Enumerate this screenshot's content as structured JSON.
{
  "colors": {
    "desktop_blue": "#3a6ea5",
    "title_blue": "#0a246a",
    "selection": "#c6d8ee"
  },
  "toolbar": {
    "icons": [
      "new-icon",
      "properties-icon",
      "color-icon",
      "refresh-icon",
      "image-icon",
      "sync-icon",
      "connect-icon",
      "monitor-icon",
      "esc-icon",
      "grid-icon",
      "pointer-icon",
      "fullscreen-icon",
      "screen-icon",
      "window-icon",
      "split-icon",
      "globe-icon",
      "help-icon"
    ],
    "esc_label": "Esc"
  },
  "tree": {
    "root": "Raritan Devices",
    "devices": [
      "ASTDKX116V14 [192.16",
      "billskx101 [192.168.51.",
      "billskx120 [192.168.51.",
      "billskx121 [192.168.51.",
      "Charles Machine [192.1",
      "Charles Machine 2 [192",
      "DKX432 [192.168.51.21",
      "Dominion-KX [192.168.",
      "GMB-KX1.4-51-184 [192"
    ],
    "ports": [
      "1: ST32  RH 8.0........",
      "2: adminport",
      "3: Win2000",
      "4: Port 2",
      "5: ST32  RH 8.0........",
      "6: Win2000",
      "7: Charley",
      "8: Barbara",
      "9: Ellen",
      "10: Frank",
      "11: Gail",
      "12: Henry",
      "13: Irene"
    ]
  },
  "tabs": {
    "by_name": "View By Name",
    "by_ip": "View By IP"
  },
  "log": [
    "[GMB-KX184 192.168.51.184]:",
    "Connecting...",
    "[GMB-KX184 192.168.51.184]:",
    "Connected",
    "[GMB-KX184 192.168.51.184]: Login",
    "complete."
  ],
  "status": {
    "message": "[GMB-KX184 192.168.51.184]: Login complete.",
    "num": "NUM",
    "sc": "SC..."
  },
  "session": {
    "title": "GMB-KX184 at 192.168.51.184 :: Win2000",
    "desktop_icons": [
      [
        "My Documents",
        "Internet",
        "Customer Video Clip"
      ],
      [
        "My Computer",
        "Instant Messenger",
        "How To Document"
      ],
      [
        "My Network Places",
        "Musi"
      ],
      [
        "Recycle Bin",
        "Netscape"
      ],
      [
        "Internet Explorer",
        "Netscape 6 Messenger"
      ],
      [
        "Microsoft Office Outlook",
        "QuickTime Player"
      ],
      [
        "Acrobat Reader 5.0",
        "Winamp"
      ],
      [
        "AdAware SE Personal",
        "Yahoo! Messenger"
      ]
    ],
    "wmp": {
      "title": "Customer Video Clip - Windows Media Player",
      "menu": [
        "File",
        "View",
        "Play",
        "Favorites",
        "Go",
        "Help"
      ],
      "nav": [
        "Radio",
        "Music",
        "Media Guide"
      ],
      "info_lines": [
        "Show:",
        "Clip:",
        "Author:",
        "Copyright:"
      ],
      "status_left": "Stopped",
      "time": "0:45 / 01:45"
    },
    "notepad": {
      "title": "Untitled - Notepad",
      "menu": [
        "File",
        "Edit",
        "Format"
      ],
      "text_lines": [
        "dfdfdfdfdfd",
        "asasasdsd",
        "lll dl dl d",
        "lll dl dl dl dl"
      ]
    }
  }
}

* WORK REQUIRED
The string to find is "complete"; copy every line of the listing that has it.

* FINISHED TASK
    "complete."
    "message": "[GMB-KX184 192.168.51.184]: Login complete.",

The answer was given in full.